**DATA EXTRACT**.
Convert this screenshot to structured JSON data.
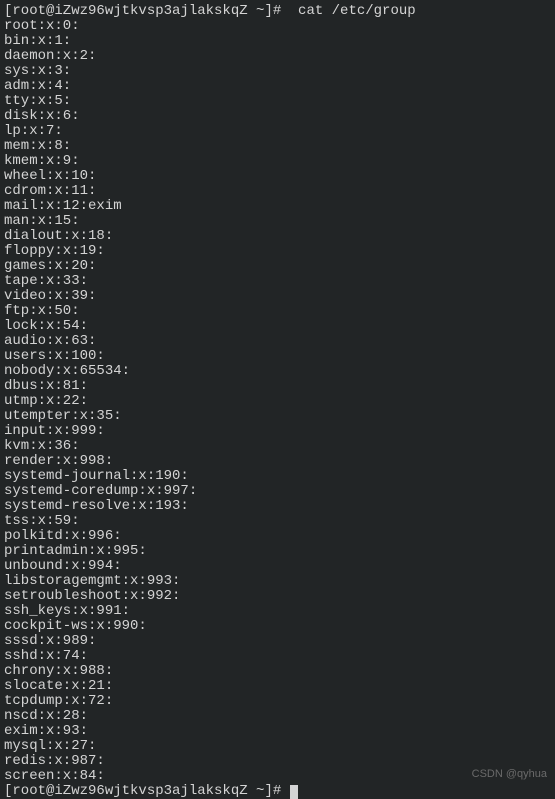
{
  "prompt1": "[root@iZwz96wjtkvsp3ajlakskqZ ~]#  cat /etc/group",
  "lines": [
    "root:x:0:",
    "bin:x:1:",
    "daemon:x:2:",
    "sys:x:3:",
    "adm:x:4:",
    "tty:x:5:",
    "disk:x:6:",
    "lp:x:7:",
    "mem:x:8:",
    "kmem:x:9:",
    "wheel:x:10:",
    "cdrom:x:11:",
    "mail:x:12:exim",
    "man:x:15:",
    "dialout:x:18:",
    "floppy:x:19:",
    "games:x:20:",
    "tape:x:33:",
    "video:x:39:",
    "ftp:x:50:",
    "lock:x:54:",
    "audio:x:63:",
    "users:x:100:",
    "nobody:x:65534:",
    "dbus:x:81:",
    "utmp:x:22:",
    "utempter:x:35:",
    "input:x:999:",
    "kvm:x:36:",
    "render:x:998:",
    "systemd-journal:x:190:",
    "systemd-coredump:x:997:",
    "systemd-resolve:x:193:",
    "tss:x:59:",
    "polkitd:x:996:",
    "printadmin:x:995:",
    "unbound:x:994:",
    "libstoragemgmt:x:993:",
    "setroubleshoot:x:992:",
    "ssh_keys:x:991:",
    "cockpit-ws:x:990:",
    "sssd:x:989:",
    "sshd:x:74:",
    "chrony:x:988:",
    "slocate:x:21:",
    "tcpdump:x:72:",
    "nscd:x:28:",
    "exim:x:93:",
    "mysql:x:27:",
    "redis:x:987:",
    "screen:x:84:"
  ],
  "prompt2": "[root@iZwz96wjtkvsp3ajlakskqZ ~]# ",
  "watermark": "CSDN @qyhua"
}
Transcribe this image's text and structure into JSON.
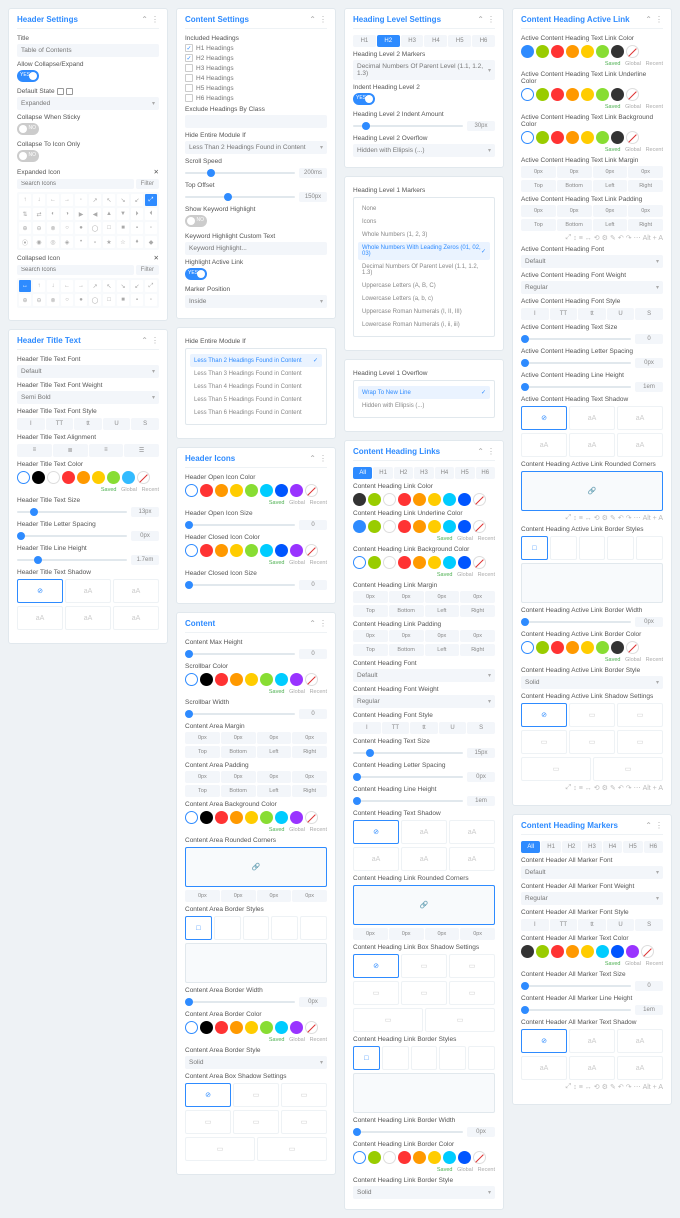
{
  "p": {
    "hs": {
      "t": "Header Settings",
      "f": [
        "Title",
        "Allow Collapse/Expand",
        "Default State",
        "Collapse When Sticky",
        "Collapse To Icon Only",
        "Expanded Icon",
        "Collapsed Icon"
      ],
      "title_val": "Table of Contents",
      "def": "Expanded"
    },
    "htt": {
      "t": "Header Title Text",
      "f": [
        "Header Title Text Font",
        "Header Title Text Font Weight",
        "Header Title Text Font Style",
        "Header Title Text Alignment",
        "Header Title Text Color",
        "Header Title Text Size",
        "Header Title Letter Spacing",
        "Header Title Line Height",
        "Header Title Text Shadow"
      ],
      "font": "Default",
      "wt": "Semi Bold"
    },
    "cs": {
      "t": "Content Settings",
      "f": [
        "Included Headings",
        "Exclude Headings By Class",
        "Hide Entire Module If",
        "Scroll Speed",
        "Top Offset",
        "Show Keyword Highlight",
        "Keyword Highlight Custom Text",
        "Highlight Active Link",
        "Marker Position"
      ],
      "h": [
        "H1 Headings",
        "H2 Headings",
        "H3 Headings",
        "H4 Headings",
        "H5 Headings",
        "H6 Headings"
      ],
      "hide": "Less Than 2 Headings Found in Content",
      "kh": "Keyword Highlight...",
      "mp": "Inside"
    },
    "hide2": {
      "t": "Hide Entire Module If",
      "o": [
        "Less Than 2 Headings Found in Content",
        "Less Than 3 Headings Found in Content",
        "Less Than 4 Headings Found in Content",
        "Less Than 5 Headings Found in Content",
        "Less Than 6 Headings Found in Content"
      ]
    },
    "hi": {
      "t": "Header Icons",
      "f": [
        "Header Open Icon Color",
        "Header Open Icon Size",
        "Header Closed Icon Color",
        "Header Closed Icon Size"
      ]
    },
    "ct": {
      "t": "Content",
      "f": [
        "Content Max Height",
        "Scrollbar Color",
        "Scrollbar Width",
        "Content Area Margin",
        "Content Area Padding",
        "Content Area Background Color",
        "Content Area Rounded Corners",
        "Content Area Border Styles",
        "Content Area Border Width",
        "Content Area Border Color",
        "Content Area Border Style",
        "Content Area Box Shadow Settings"
      ],
      "bs": "Solid"
    },
    "hls": {
      "t": "Heading Level Settings",
      "f": [
        "Heading Level 2 Markers",
        "Indent Heading Level 2",
        "Heading Level 2 Indent Amount",
        "Heading Level 2 Overflow"
      ],
      "mk": "Decimal Numbers Of Parent Level (1.1, 1.2, 1.3)",
      "ov": "Hidden with Ellipsis (...)"
    },
    "mk1": {
      "t": "Heading Level 1 Markers",
      "o": [
        "None",
        "Icons",
        "Whole Numbers (1, 2, 3)",
        "Whole Numbers With Leading Zeros (01, 02, 03)",
        "Decimal Numbers Of Parent Level (1.1, 1.2, 1.3)",
        "Uppercase Letters (A, B, C)",
        "Lowercase Letters (a, b, c)",
        "Uppercase Roman Numerals (I, II, III)",
        "Lowercase Roman Numerals (i, ii, iii)"
      ]
    },
    "ov1": {
      "t": "Heading Level 1 Overflow",
      "o": [
        "Wrap To New Line",
        "Hidden with Ellipsis (...)"
      ]
    },
    "chl": {
      "t": "Content Heading Links",
      "f": [
        "Content Heading Link Color",
        "Content Heading Link Underline Color",
        "Content Heading Link Background Color",
        "Content Heading Link Margin",
        "Content Heading Link Padding",
        "Content Heading Font",
        "Content Heading Font Weight",
        "Content Heading Font Style",
        "Content Heading Text Size",
        "Content Heading Letter Spacing",
        "Content Heading Line Height",
        "Content Heading Text Shadow",
        "Content Heading Link Rounded Corners",
        "Content Heading Link Box Shadow Settings",
        "Content Heading Link Border Styles",
        "Content Heading Link Border Width",
        "Content Heading Link Border Color",
        "Content Heading Link Border Style"
      ],
      "font": "Default",
      "wt": "Regular",
      "bs": "Solid"
    },
    "cha": {
      "t": "Content Heading Active Link",
      "f": [
        "Active Content Heading Text Link Color",
        "Active Content Heading Text Link Underline Color",
        "Active Content Heading Text Link Background Color",
        "Active Content Heading Text Link Margin",
        "Active Content Heading Text Link Padding",
        "Active Content Heading Font",
        "Active Content Heading Font Weight",
        "Active Content Heading Font Style",
        "Active Content Heading Text Size",
        "Active Content Heading Letter Spacing",
        "Active Content Heading Line Height",
        "Active Content Heading Text Shadow",
        "Content Heading Active Link Rounded Corners",
        "Content Heading Active Link Border Styles",
        "Content Heading Active Link Border Width",
        "Content Heading Active Link Border Color",
        "Content Heading Active Link Border Style",
        "Content Heading Active Link Shadow Settings"
      ],
      "font": "Default",
      "wt": "Regular",
      "bs": "Solid"
    },
    "chm": {
      "t": "Content Heading Markers",
      "f": [
        "Content Header All Marker Font",
        "Content Header All Marker Font Weight",
        "Content Header All Marker Font Style",
        "Content Header All Marker Text Color",
        "Content Header All Marker Text Size",
        "Content Header All Marker Line Height",
        "Content Header All Marker Text Shadow"
      ],
      "font": "Default",
      "wt": "Regular"
    }
  },
  "side": [
    "Top",
    "Bottom",
    "Left",
    "Right"
  ],
  "hlvl": [
    "All",
    "H1",
    "H2",
    "H3",
    "H4",
    "H5",
    "H6"
  ],
  "pal1": [
    "#000",
    "#fff",
    "#f33",
    "#f90",
    "#fc0",
    "#8d3",
    "#3bf",
    "#c5f"
  ],
  "pal2": [
    "#f33",
    "#f90",
    "#fc0",
    "#8d3",
    "#0cf",
    "#05f",
    "#93f",
    "#333"
  ],
  "sub": [
    "Saved",
    "Global",
    "Recent"
  ],
  "tb": [
    "⤢",
    "↕",
    "≡",
    "↔",
    "⟲",
    "⚙",
    "✎",
    "↶",
    "↷",
    "⋯",
    "Alt + A"
  ],
  "search": "Search Icons",
  "filter": "Filter"
}
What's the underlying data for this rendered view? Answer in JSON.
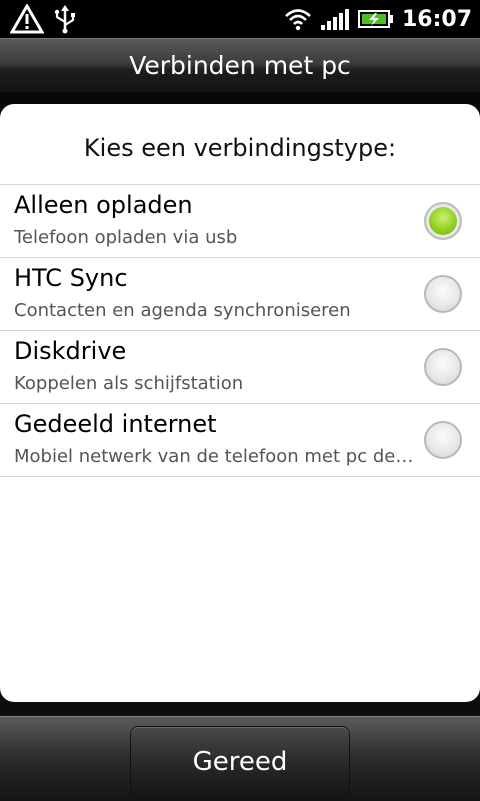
{
  "status_bar": {
    "time": "16:07",
    "icons": [
      "warning-icon",
      "usb-icon",
      "wifi-icon",
      "signal-icon",
      "battery-charging-icon"
    ]
  },
  "title_bar": {
    "title": "Verbinden met pc"
  },
  "dialog": {
    "prompt": "Kies een verbindingstype:",
    "options": [
      {
        "label": "Alleen opladen",
        "description": "Telefoon opladen via usb",
        "selected": true
      },
      {
        "label": "HTC Sync",
        "description": "Contacten en agenda synchroniseren",
        "selected": false
      },
      {
        "label": "Diskdrive",
        "description": "Koppelen als schijfstation",
        "selected": false
      },
      {
        "label": "Gedeeld internet",
        "description": "Mobiel netwerk van de telefoon met pc de…",
        "selected": false
      }
    ]
  },
  "footer": {
    "done_label": "Gereed"
  },
  "colors": {
    "selected_radio": "#8fcf1e",
    "background": "#000000"
  }
}
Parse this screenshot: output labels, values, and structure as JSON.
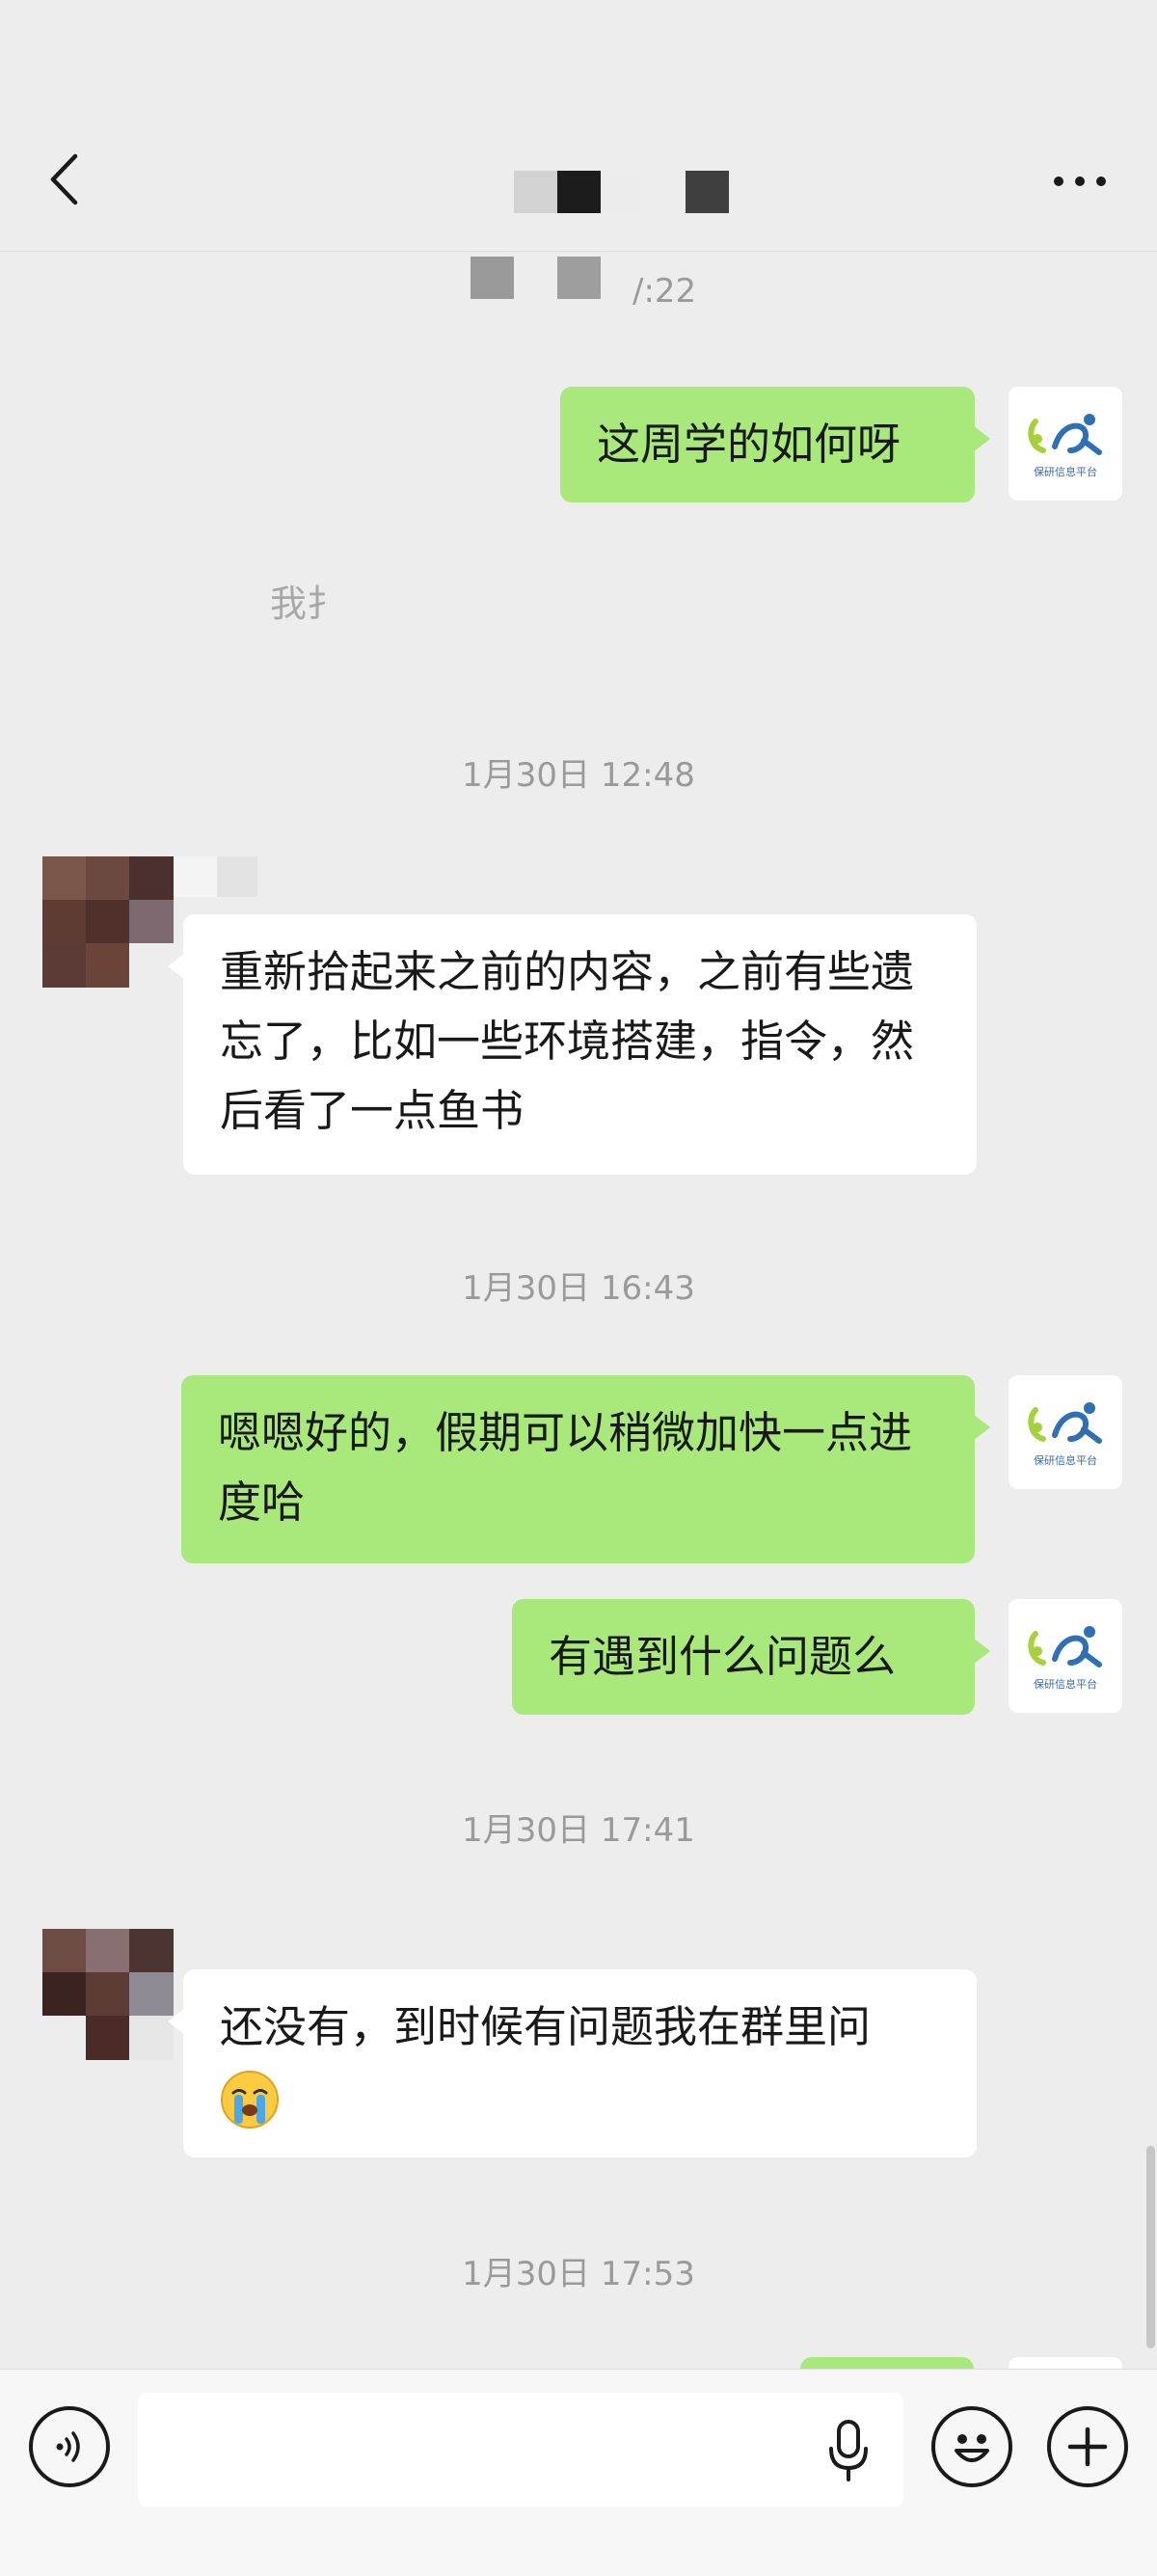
{
  "header": {
    "back_icon": "chevron-left-icon",
    "more_icon": "ellipsis-icon"
  },
  "partial_timestamp": "/:22",
  "recalled_hint": "我扌",
  "messages": [
    {
      "side": "me",
      "text": "这周学的如何呀"
    },
    {
      "side": "other",
      "text": "重新拾起来之前的内容，之前有些遗忘了，比如一些环境搭建，指令，然后看了一点鱼书"
    },
    {
      "side": "me",
      "text": "嗯嗯好的，假期可以稍微加快一点进度哈"
    },
    {
      "side": "me",
      "text": "有遇到什么问题么"
    },
    {
      "side": "other",
      "text": "还没有，到时候有问题我在群里问",
      "emoji": "crying-face-icon"
    }
  ],
  "timestamps": [
    "1月30日 12:48",
    "1月30日 16:43",
    "1月30日 17:41",
    "1月30日 17:53"
  ],
  "my_avatar": {
    "caption": "保研信息平台"
  },
  "input_bar": {
    "voice_icon": "voice-icon",
    "mic_icon": "microphone-icon",
    "emoji_icon": "smiley-icon",
    "plus_icon": "plus-icon",
    "input_value": ""
  },
  "colors": {
    "my_bubble": "#a9e87a",
    "other_bubble": "#ffffff",
    "background": "#ededed"
  }
}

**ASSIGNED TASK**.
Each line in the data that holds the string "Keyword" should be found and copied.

**ANSWER FOR THIS EXERCISE**.
        "Show Keyword Highlight",
        "Keyword Highlight Custom Text",
      "kh": "Keyword Highlight...",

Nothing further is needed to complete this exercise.